Publication Acceptance Date: 10/18/2020
Publication Date: 11/3/2020
Citation: Revuelta-Acosta, J.D., Flanagan, D.C., Engel, B.A., King, K.W. 2020. Improvement of the Water Erosion Prediction Project (WEPP) model for quantifying field scale subsurface drainage discharge. Agricultural Water Management. 244. Article 106597.

Interpretive Summary: Crop growth can be impeded by too little as well as too much water. Subsurface tile drains are often installed in agricultural fields in the Midwest US and elsewhere to remove excess water in the soil profile, allowing farmers earlier access to their land, and providing a better growing environment for crops. Water leaving tile drains does not contribute to surface runoff or soil erosion on fields, but can add to off-site flows, pollutant transport, and channel erosion. In this research we modified a computer simulation model used to predict cropland soil erosion to better account for tile drainage and water leaving fields from subsurface drains. Different equations and logic were used, and the model predicted tile drainage was compared to measured values from four field sites in northwestern Ohio and northeastern Indiana. We found that the enhanced model using the new equations and approach did a better job of estimating the amount of water leaving the four fields through the tile drains. This research impacts scientists, students, conservation agency personnel, and others involved in soil and water conservation efforts, and use of computer simulation models to predict runoff, tile drainage, and soil loss from agricultural fields. As the use of tile drains becomes more widespread, being able to simulate their effects becomes more important as well.

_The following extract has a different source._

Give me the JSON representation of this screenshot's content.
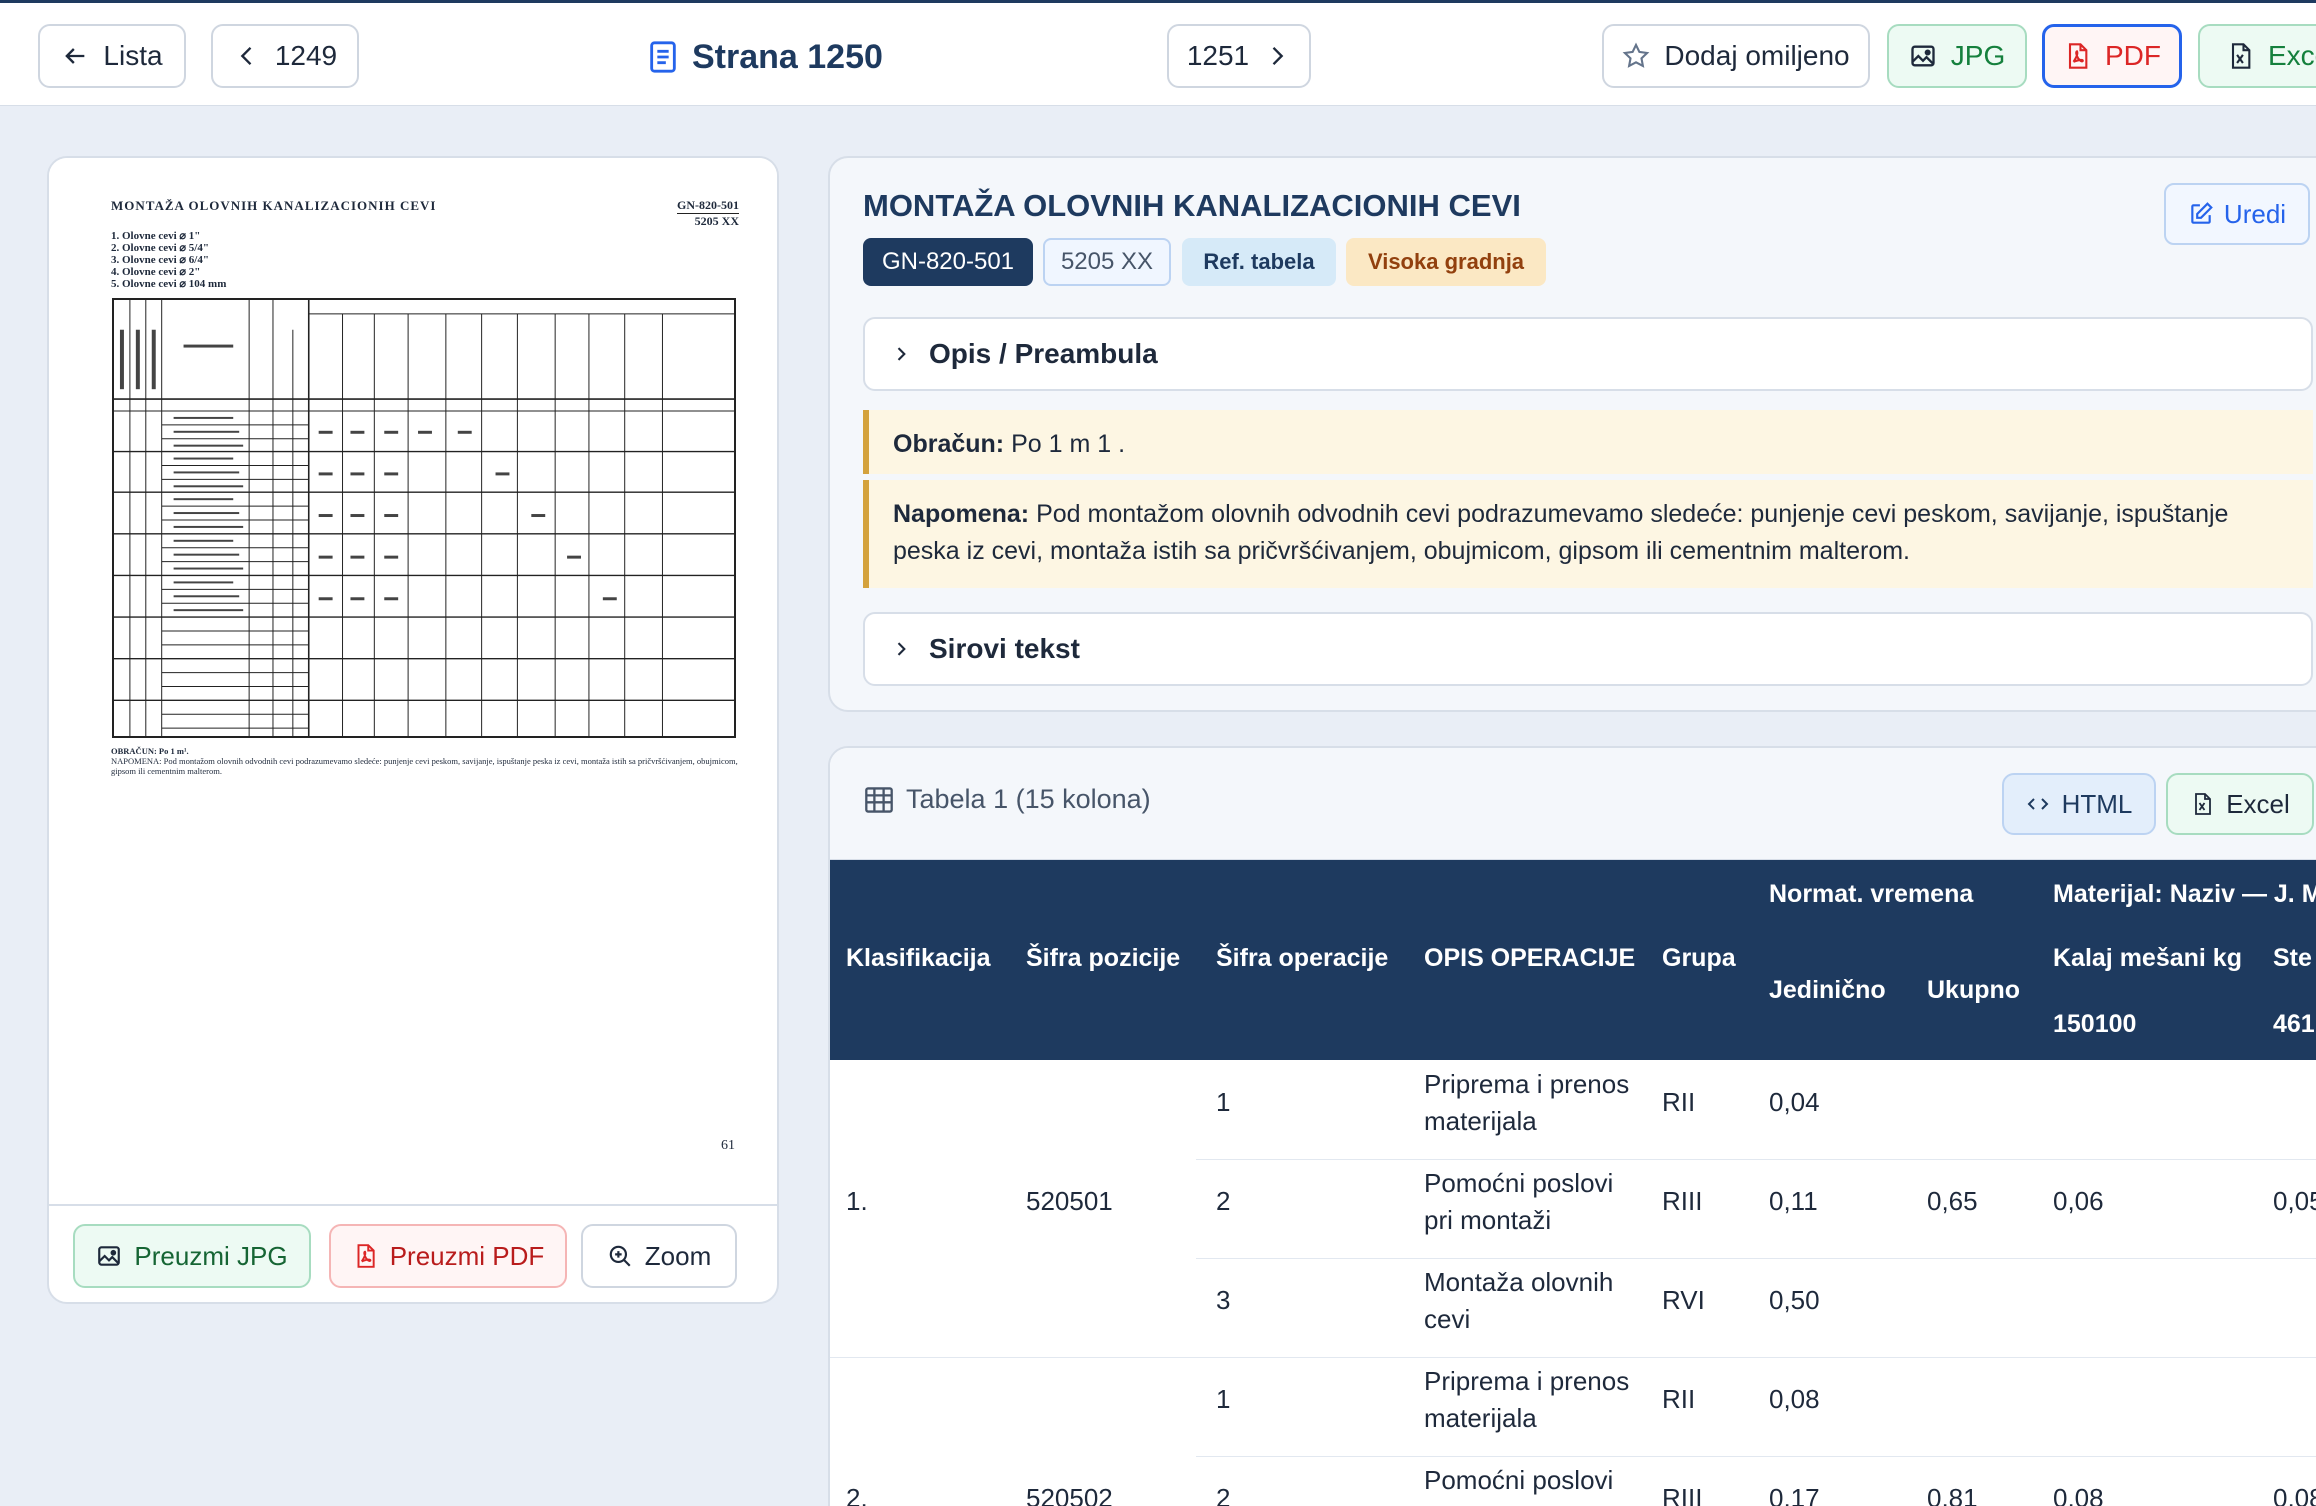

Technical Abstract: In the poorly drained regions of the world, subsurface drainage systems are required to remove excess water for crop growth. Plastic drains alter a field’s hydrology by lowering the water table, reducing surface ponding, and reducing surface runoff. One significant concern with the use of subsurface drainage systems is adverse environmental effects because of the modification of the soil water dynamics. Some effects include the reduction of ecological services since wetlands change to croplands, water quality concerns, particularly sediment, nitrogen, and phosphorus losses in agricultural subsurface discharge water, as well as changes in the volume and timing of off-site discharges. Hydrological simulation models predict surface and artificial subsurface flow at different scales. Often in these models, Hooghoudt-based expressions are adapted in their internal algorithms. In this study, the Water Erosion Prediction Project (WEPP) model, developed by the United States Department of Agriculture - Agricultural Research Service (USDA-ARS) for soil and water conservation planning activities, was tested and improved to simulate surface and subsurface discharges. The modified WEPP model was tested and validated on an extensive dataset collected at four experimental sites managed by USDA-ARS within the Lake Erie Watershed. Predicted drainage discharges show Nash-Sutcliffe Efficiency (NSE) values ranging from 0.50 to 0.70, and Percent Bias ranging from -30% to +15% at daily and monthly resolutions. Evidence suggests that the WEPP model can be used to produce reliable estimates of subsurface flow with minimum calibration. Future work includes the extension of the model for quantifying subsurface drainage under controlled water table and watershed-scale simulations.